Chatbots Provide Patients with On-Demand Advice
Sutter Health, a nonprofit health system based in Sacramento, Calif., provides a comprehensive online symptom-checker for patients — and it now includes COVID-19 screening questions.
A team of doctors curated the Sutter chatbot’s medical data using a probabilistic reasoning engine and a deep knowledge base that evaluates a user’s risk factors, medical history and current symptoms, says Jeff Cutler, chief commercial officer at Ada Health, a Berlin-based company that developed the platform, which is available on the Sutter website and its patient portal.

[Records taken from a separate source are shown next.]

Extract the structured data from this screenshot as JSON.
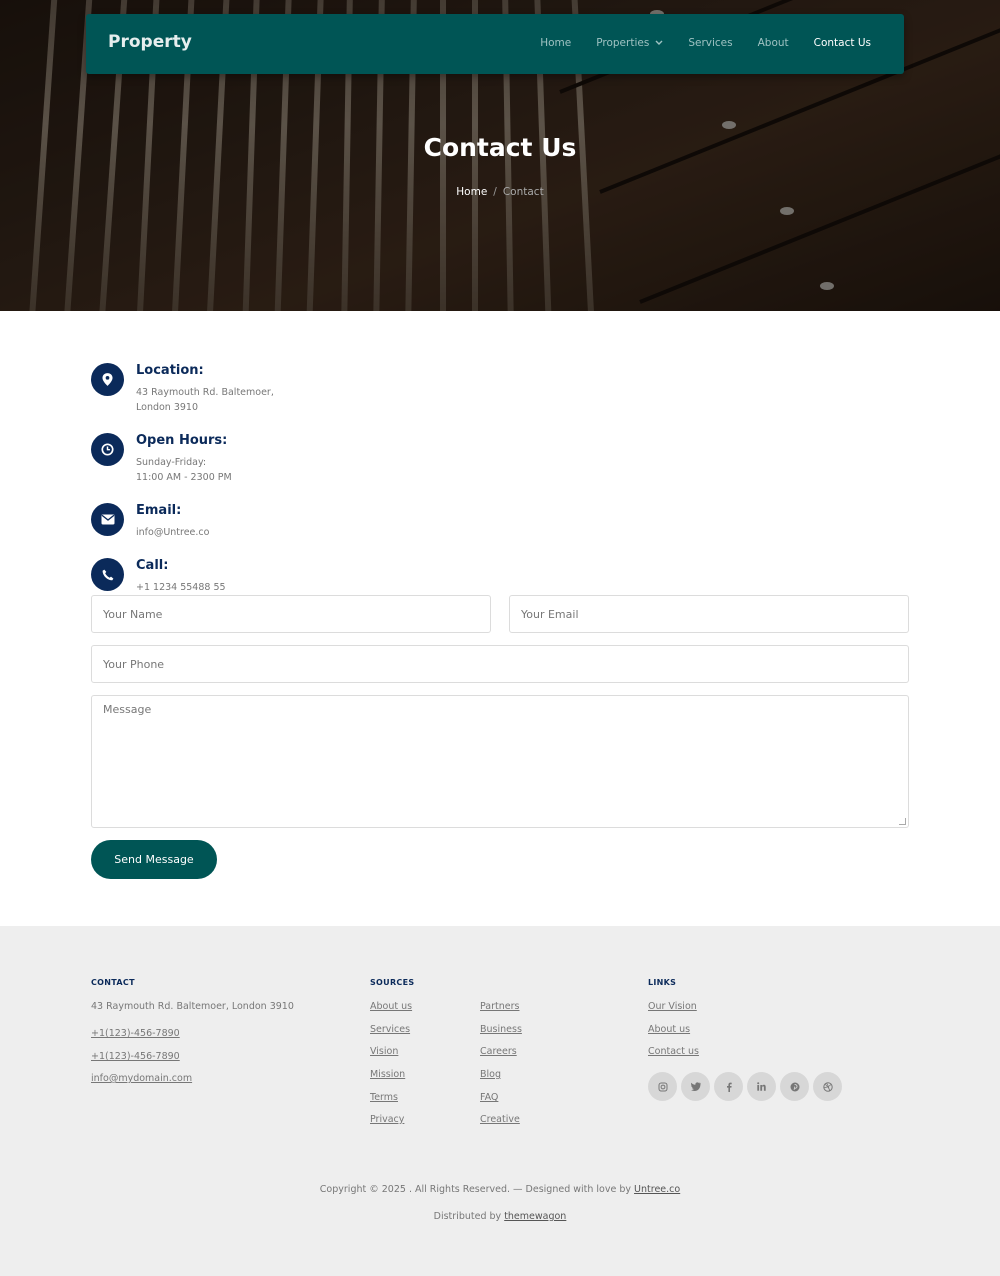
{
  "nav": {
    "brand": "Property",
    "items": [
      {
        "label": "Home",
        "active": false
      },
      {
        "label": "Properties",
        "active": false,
        "dropdown": true
      },
      {
        "label": "Services",
        "active": false
      },
      {
        "label": "About",
        "active": false
      },
      {
        "label": "Contact Us",
        "active": true
      }
    ]
  },
  "hero": {
    "title": "Contact Us",
    "breadcrumb": {
      "home": "Home",
      "separator": "/",
      "current": "Contact"
    }
  },
  "info": {
    "location": {
      "title": "Location:",
      "line1": "43 Raymouth Rd. Baltemoer,",
      "line2": "London 3910",
      "icon": "map-pin-icon"
    },
    "hours": {
      "title": "Open Hours:",
      "line1": "Sunday-Friday:",
      "line2": "11:00 AM - 2300 PM",
      "icon": "clock-icon"
    },
    "email": {
      "title": "Email:",
      "line1": "info@Untree.co",
      "icon": "envelope-icon"
    },
    "call": {
      "title": "Call:",
      "line1": "+1 1234 55488 55",
      "icon": "phone-icon"
    }
  },
  "form": {
    "name_placeholder": "Your Name",
    "email_placeholder": "Your Email",
    "phone_placeholder": "Your Phone",
    "message_placeholder": "Message",
    "submit_label": "Send Message"
  },
  "footer": {
    "contact": {
      "heading": "CONTACT",
      "address": "43 Raymouth Rd. Baltemoer, London 3910",
      "phone1": "+1(123)-456-7890",
      "phone2": "+1(123)-456-7890",
      "email": "info@mydomain.com"
    },
    "sources": {
      "heading": "SOURCES",
      "col1": [
        "About us",
        "Services",
        "Vision",
        "Mission",
        "Terms",
        "Privacy"
      ],
      "col2": [
        "Partners",
        "Business",
        "Careers",
        "Blog",
        "FAQ",
        "Creative"
      ]
    },
    "links": {
      "heading": "LINKS",
      "items": [
        "Our Vision",
        "About us",
        "Contact us"
      ],
      "social": [
        "instagram-icon",
        "twitter-icon",
        "facebook-icon",
        "linkedin-icon",
        "pinterest-icon",
        "dribbble-icon"
      ]
    },
    "copyright": "Copyright © 2025 . All Rights Reserved. — Designed with love by",
    "copyright_link": "Untree.co",
    "distributed": "Distributed by",
    "distributed_link": "themewagon"
  },
  "colors": {
    "primary": "#005555",
    "navy": "#0b2a5a",
    "footer_bg": "#eeeeee"
  }
}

Dr. Albert Chan, Sutter’s vice president and chief of digital patient experience, describes the AI assistant as “the equivalent of having 60 doctors in your pocket to provide answers — 24 hours a day, seven days a week.”
Roughly half of the asynchronous queries occur outside of office hours, and patients’ chatbot use nearly tripled after COVID-19 hit.

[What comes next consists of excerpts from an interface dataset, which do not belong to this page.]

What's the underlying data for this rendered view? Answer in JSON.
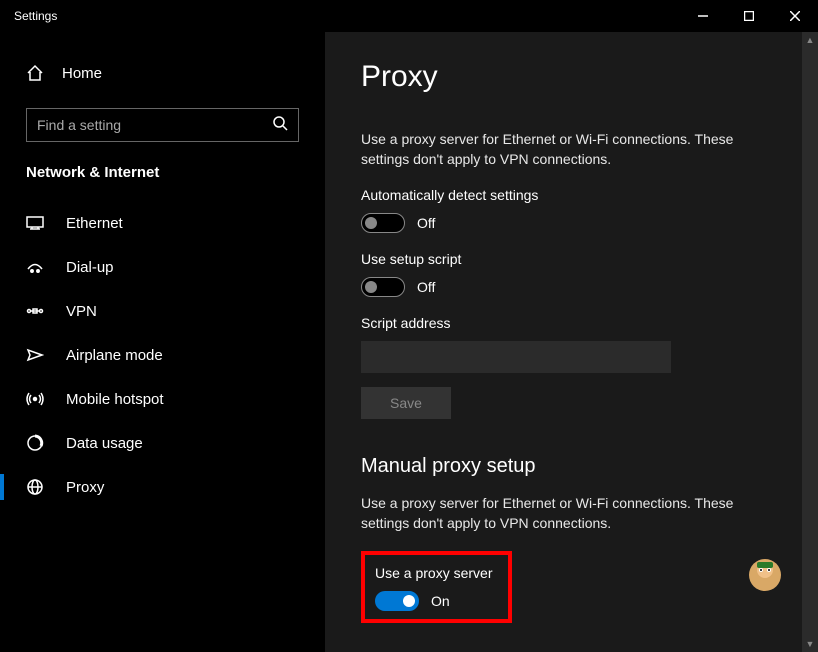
{
  "window": {
    "title": "Settings"
  },
  "sidebar": {
    "home_label": "Home",
    "search_placeholder": "Find a setting",
    "category": "Network & Internet",
    "items": [
      {
        "label": "Ethernet"
      },
      {
        "label": "Dial-up"
      },
      {
        "label": "VPN"
      },
      {
        "label": "Airplane mode"
      },
      {
        "label": "Mobile hotspot"
      },
      {
        "label": "Data usage"
      },
      {
        "label": "Proxy"
      }
    ]
  },
  "content": {
    "page_title": "Proxy",
    "desc1": "Use a proxy server for Ethernet or Wi-Fi connections. These settings don't apply to VPN connections.",
    "auto_detect_label": "Automatically detect settings",
    "auto_detect_state": "Off",
    "setup_script_label": "Use setup script",
    "setup_script_state": "Off",
    "script_address_label": "Script address",
    "save_label": "Save",
    "manual_title": "Manual proxy setup",
    "desc2": "Use a proxy server for Ethernet or Wi-Fi connections. These settings don't apply to VPN connections.",
    "use_proxy_label": "Use a proxy server",
    "use_proxy_state": "On"
  }
}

READ MORE: AI-enabled solutions in healthcare are moving beyond a simple one-way transfer of information.
A Look at AI Beyond the Pandemic
Although AI assistants don’t technically diagnose patient conditions, they have tremendous potential, says Molten, of Buoy Health.

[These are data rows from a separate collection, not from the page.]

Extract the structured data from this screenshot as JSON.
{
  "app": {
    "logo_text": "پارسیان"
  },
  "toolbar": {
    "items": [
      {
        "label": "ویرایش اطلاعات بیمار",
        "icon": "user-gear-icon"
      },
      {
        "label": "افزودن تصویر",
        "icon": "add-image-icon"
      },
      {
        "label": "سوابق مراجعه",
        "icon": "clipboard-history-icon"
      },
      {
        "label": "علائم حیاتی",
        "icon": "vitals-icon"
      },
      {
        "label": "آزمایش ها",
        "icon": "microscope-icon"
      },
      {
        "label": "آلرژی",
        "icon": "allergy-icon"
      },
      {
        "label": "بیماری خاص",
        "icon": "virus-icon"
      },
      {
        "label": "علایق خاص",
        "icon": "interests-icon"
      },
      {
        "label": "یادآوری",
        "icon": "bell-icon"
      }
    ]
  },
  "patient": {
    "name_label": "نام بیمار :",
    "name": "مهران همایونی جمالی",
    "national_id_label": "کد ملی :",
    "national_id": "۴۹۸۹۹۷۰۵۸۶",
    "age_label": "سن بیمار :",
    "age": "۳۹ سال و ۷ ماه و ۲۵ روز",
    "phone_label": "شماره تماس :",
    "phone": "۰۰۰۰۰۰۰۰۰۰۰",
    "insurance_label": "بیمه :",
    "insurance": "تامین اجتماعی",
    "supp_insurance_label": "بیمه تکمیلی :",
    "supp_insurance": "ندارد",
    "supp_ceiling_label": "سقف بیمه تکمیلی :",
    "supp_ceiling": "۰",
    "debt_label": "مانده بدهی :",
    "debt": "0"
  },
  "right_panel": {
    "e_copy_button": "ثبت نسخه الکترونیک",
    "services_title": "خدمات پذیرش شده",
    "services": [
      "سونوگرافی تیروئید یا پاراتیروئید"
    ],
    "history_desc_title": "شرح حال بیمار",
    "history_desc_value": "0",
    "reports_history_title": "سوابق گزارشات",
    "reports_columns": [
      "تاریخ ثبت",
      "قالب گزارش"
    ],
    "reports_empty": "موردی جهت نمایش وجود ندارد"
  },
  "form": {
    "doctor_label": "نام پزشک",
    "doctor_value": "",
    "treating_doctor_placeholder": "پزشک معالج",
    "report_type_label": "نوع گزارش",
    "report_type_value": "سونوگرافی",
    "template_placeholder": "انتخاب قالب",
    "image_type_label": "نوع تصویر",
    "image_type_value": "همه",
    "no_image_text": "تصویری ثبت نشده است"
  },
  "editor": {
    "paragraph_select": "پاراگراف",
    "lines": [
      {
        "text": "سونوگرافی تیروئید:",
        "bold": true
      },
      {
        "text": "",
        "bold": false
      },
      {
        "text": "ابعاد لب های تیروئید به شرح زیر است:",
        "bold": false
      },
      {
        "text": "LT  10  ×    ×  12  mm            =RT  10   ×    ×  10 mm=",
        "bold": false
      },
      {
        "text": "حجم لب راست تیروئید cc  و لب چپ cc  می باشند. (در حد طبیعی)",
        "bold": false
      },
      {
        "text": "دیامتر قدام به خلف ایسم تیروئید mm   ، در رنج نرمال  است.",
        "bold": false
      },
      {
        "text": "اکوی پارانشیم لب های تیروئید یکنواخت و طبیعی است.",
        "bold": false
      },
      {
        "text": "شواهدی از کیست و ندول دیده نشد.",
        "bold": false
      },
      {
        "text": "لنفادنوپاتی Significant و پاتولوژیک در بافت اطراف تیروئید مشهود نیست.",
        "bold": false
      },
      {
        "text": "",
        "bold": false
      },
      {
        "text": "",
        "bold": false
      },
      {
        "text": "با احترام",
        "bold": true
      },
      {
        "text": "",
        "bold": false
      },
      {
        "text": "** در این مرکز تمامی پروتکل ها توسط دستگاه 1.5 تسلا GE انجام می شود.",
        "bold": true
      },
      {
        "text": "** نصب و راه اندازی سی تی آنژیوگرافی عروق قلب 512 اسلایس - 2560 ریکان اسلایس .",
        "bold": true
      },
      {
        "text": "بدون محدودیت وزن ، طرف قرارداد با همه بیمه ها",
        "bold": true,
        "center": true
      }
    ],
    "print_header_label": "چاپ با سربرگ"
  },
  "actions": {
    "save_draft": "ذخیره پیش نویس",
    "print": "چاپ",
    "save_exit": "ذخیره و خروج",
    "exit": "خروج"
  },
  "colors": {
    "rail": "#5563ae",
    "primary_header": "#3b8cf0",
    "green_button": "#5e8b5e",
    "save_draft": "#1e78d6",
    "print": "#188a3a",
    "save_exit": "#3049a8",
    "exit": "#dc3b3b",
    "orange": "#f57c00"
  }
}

Developers, she adds, must address issues of data quality as well as any implicit racial and gender bias: Heart attack symptoms, for example, often present differently in women.
AI assistants shouldn’t be expected to replace a doctor’s personal touch, however.
“It’s not our goal, but rather to be an additive method for helping to improve care and to drive down costs across the industry,” Molten says. “As the field matures, they will have the ability to provide a very important bird’s-eye view of illness.”